_Work required_:
Write out, with no changes, every line starting at the one that contains "What data populates" and ending at the last line of the data below. Leave pictures out.

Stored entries
*-*-*
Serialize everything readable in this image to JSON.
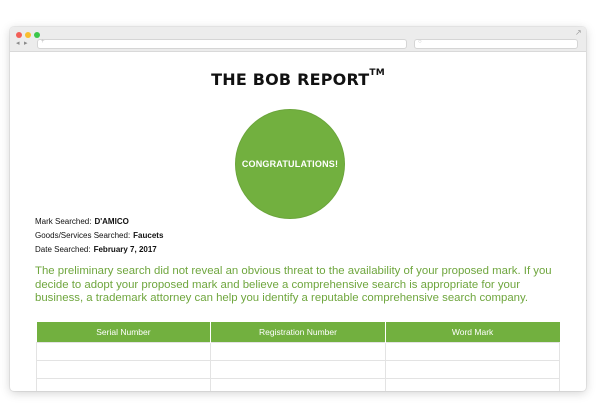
{
  "browser": {
    "nav_back": "◂",
    "nav_forward": "▸",
    "url_icon": "+",
    "search_icon": "○",
    "expand_icon": "↗"
  },
  "report": {
    "title": "THE BOB REPORT",
    "trademark": "TM",
    "badge_text": "CONGRATULATIONS!",
    "badge_color": "#72b03f",
    "accent_text_color": "#6fa63e"
  },
  "meta": [
    {
      "label": "Mark Searched:",
      "value": "D'AMICO"
    },
    {
      "label": "Goods/Services Searched:",
      "value": "Faucets"
    },
    {
      "label": "Date Searched:",
      "value": "February 7, 2017"
    }
  ],
  "result_text": "The preliminary search did not reveal an obvious threat to the availability of your proposed mark. If you decide to adopt your proposed mark and believe a comprehensive search is appropriate for your business, a trademark attorney can help you identify a reputable comprehensive search company.",
  "table": {
    "headers": [
      "Serial Number",
      "Registration Number",
      "Word Mark"
    ],
    "rows": [
      [
        "",
        "",
        ""
      ],
      [
        "",
        "",
        ""
      ],
      [
        "",
        "",
        ""
      ]
    ]
  }
}
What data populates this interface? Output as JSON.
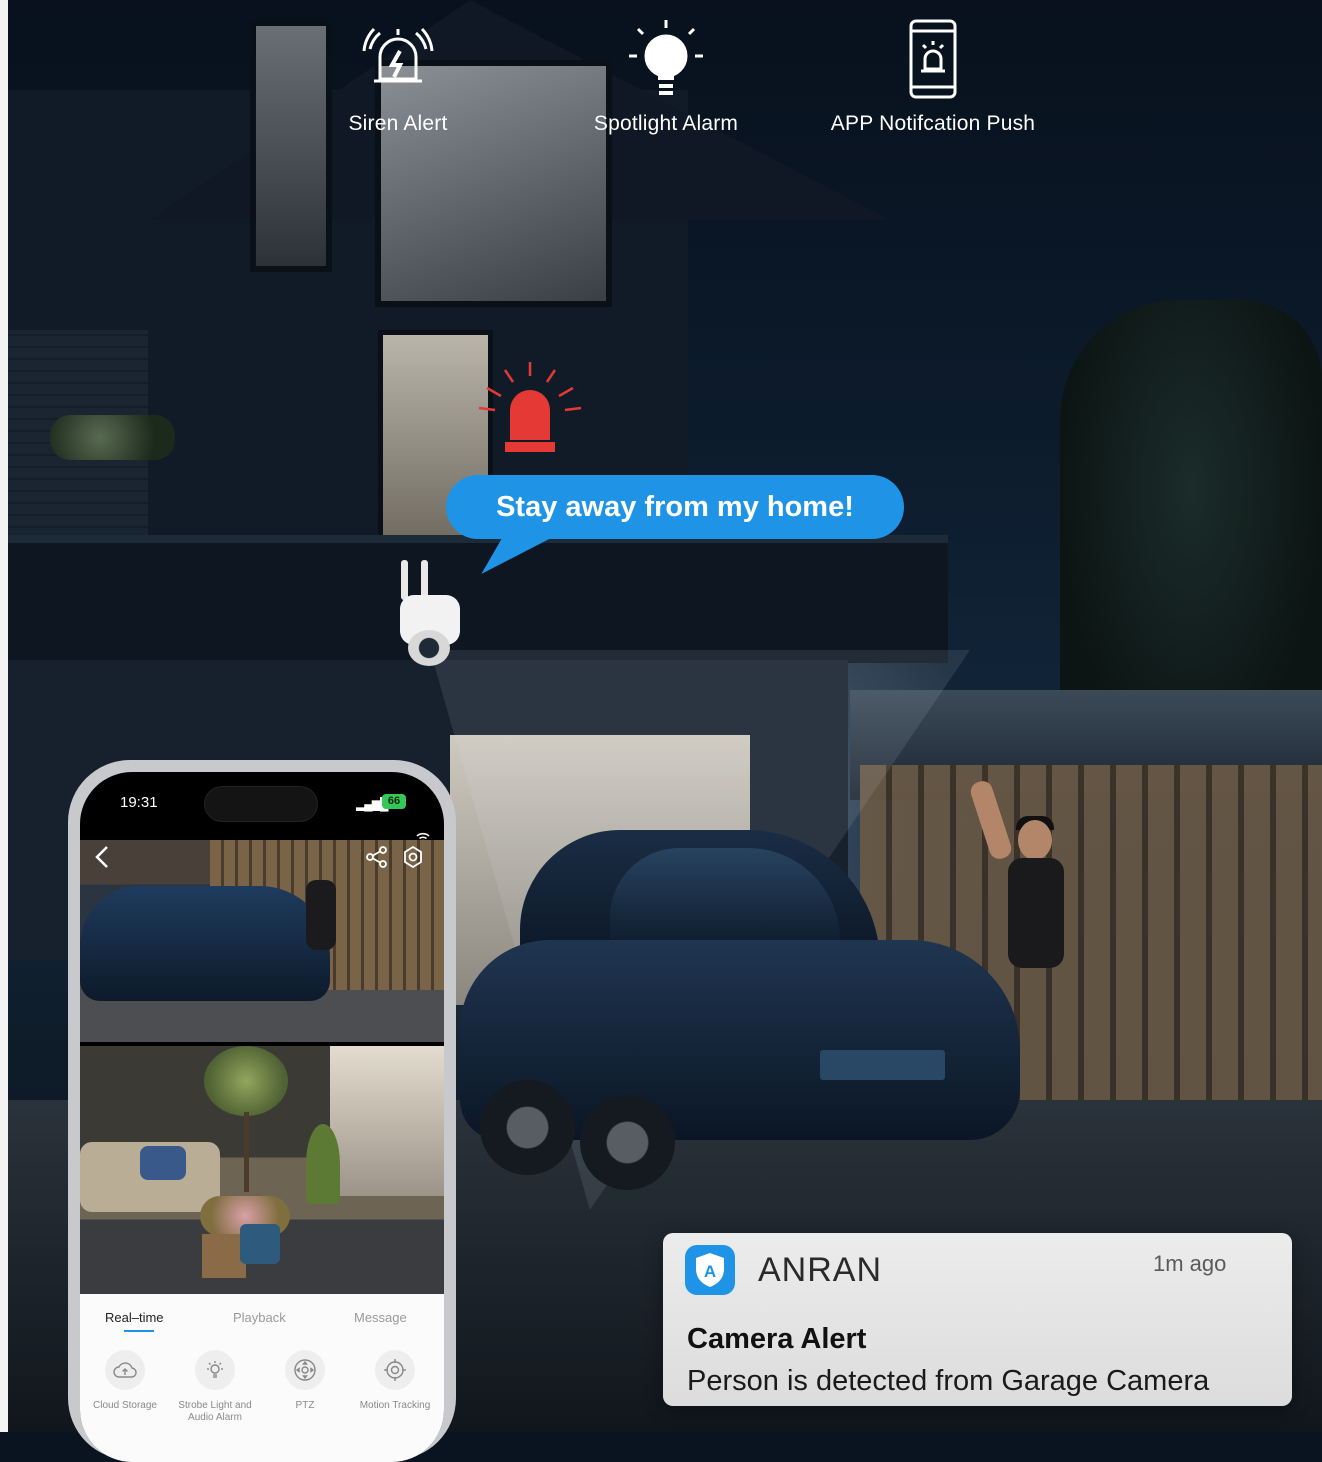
{
  "features": [
    {
      "label": "Siren Alert",
      "icon": "siren-bell-icon"
    },
    {
      "label": "Spotlight Alarm",
      "icon": "light-bulb-icon"
    },
    {
      "label": "APP Notifcation Push",
      "icon": "phone-alarm-icon"
    }
  ],
  "bubble": {
    "text": "Stay away from my home!",
    "color": "#1f94e6"
  },
  "siren": {
    "icon": "red-siren-icon",
    "color": "#e53935"
  },
  "phone": {
    "status": {
      "time": "19:31",
      "battery": "66"
    },
    "feed_nav": {
      "back_icon": "chevron-left-icon",
      "share_icon": "share-icon",
      "settings_icon": "settings-icon"
    },
    "tabs": [
      {
        "label": "Real–time",
        "active": true
      },
      {
        "label": "Playback",
        "active": false
      },
      {
        "label": "Message",
        "active": false
      }
    ],
    "tools": [
      {
        "label": "Cloud Storage",
        "icon": "cloud-upload-icon"
      },
      {
        "label": "Strobe Light and Audio Alarm",
        "icon": "light-bulb-icon"
      },
      {
        "label": "PTZ",
        "icon": "ptz-icon"
      },
      {
        "label": "Motion Tracking",
        "icon": "target-icon"
      }
    ]
  },
  "notification": {
    "app_name": "ANRAN",
    "time": "1m ago",
    "title": "Camera Alert",
    "body": "Person is detected from Garage Camera",
    "app_icon": "shield-a-icon"
  }
}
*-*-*
_Output for this exercise_:
What data populates this interface? Output as JSON.
{
  "features": [
    {
      "label": "Siren Alert",
      "icon": "siren-bell-icon"
    },
    {
      "label": "Spotlight Alarm",
      "icon": "light-bulb-icon"
    },
    {
      "label": "APP Notifcation Push",
      "icon": "phone-alarm-icon"
    }
  ],
  "bubble": {
    "text": "Stay away from my home!",
    "color": "#1f94e6"
  },
  "siren": {
    "icon": "red-siren-icon",
    "color": "#e53935"
  },
  "phone": {
    "status": {
      "time": "19:31",
      "battery": "66"
    },
    "feed_nav": {
      "back_icon": "chevron-left-icon",
      "share_icon": "share-icon",
      "settings_icon": "settings-icon"
    },
    "tabs": [
      {
        "label": "Real–time",
        "active": true
      },
      {
        "label": "Playback",
        "active": false
      },
      {
        "label": "Message",
        "active": false
      }
    ],
    "tools": [
      {
        "label": "Cloud Storage",
        "icon": "cloud-upload-icon"
      },
      {
        "label": "Strobe Light and Audio Alarm",
        "icon": "light-bulb-icon"
      },
      {
        "label": "PTZ",
        "icon": "ptz-icon"
      },
      {
        "label": "Motion Tracking",
        "icon": "target-icon"
      }
    ]
  },
  "notification": {
    "app_name": "ANRAN",
    "time": "1m ago",
    "title": "Camera Alert",
    "body": "Person is detected from Garage Camera",
    "app_icon": "shield-a-icon"
  }
}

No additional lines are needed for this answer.